Thirty‐nine members of Congress from both major parties sent a letter to President Obama this week urging him to seek passage of the long‐stalled free trade agreement with our South American ally Colombia.
The agreement to eliminate trade barriers between our two countries was signed in November 2006, but under the influence of their trade‐union allies, Democratic leaders in the House have refused to even allow a vote.
As signers of the letter point out (go here for a Cato analysis), the agreement would be good for our economy and good for U.S. foreign policy. So far, the delay in passage has forced U.S. exporters to Colombia to pay $2.7 billion in extra duties that would have been eliminated if the agreement had become law.
The bipartisan supporters also rightly note that Colombia is a key ally, standing as a democratic alternative to both the Marxist FARC guerrillas and their authoritarian friend, President Hugo Chavez of Venezuela. As the letter correctly states:
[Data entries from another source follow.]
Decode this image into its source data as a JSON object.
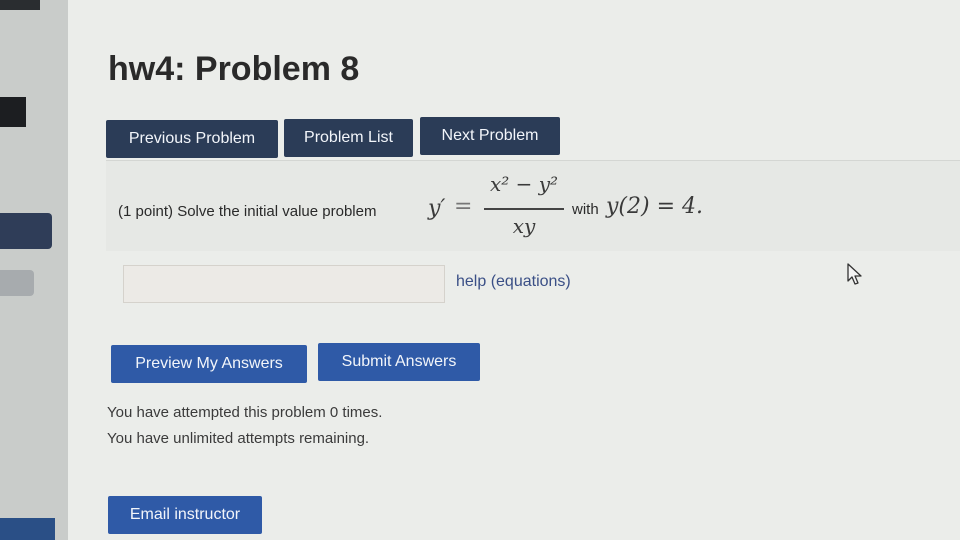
{
  "page": {
    "title": "hw4: Problem 8"
  },
  "nav": {
    "previous_label": "Previous Problem",
    "list_label": "Problem List",
    "next_label": "Next Problem"
  },
  "problem": {
    "prefix": "(1 point) Solve the initial value problem",
    "lhs": "y′",
    "equals": "=",
    "numerator": "x² − y²",
    "denominator": "xy",
    "with_text": "with",
    "condition": "y(2) = 4."
  },
  "answer": {
    "value": "",
    "help_label": "help (equations)"
  },
  "actions": {
    "preview_label": "Preview My Answers",
    "submit_label": "Submit Answers",
    "email_label": "Email instructor"
  },
  "status": {
    "attempted": "You have attempted this problem 0 times.",
    "remaining": "You have unlimited attempts remaining."
  },
  "icons": {
    "cursor": "mouse-pointer-icon"
  },
  "colors": {
    "dark_button": "#2b3c57",
    "blue_button": "#2f5aa7",
    "link": "#3a4f86"
  }
}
Colombia has made remarkable progress on many fronts, emerging as a major growth market and leading center for Latin American business. In a region that has seen a disturbing increase in hostility to U.S. interests and values, Colombia has consistently proven itself to be an important friend, a reliable partner and a bulwark for democracy.
With Colombia in the process of electing a new president after eight years of progress under Alvaro Uribe, it is more important than ever that we strengthen our ties with Colombia through peaceful commerce.
The 20 House Democrats who signed the June 2 letter prove that this need not be a partisan issue. If President Obama is serious about boosting U.S. exports, building friendships abroad, and reaching across the aisle for the good of the country, he should heed the wise words of this letter.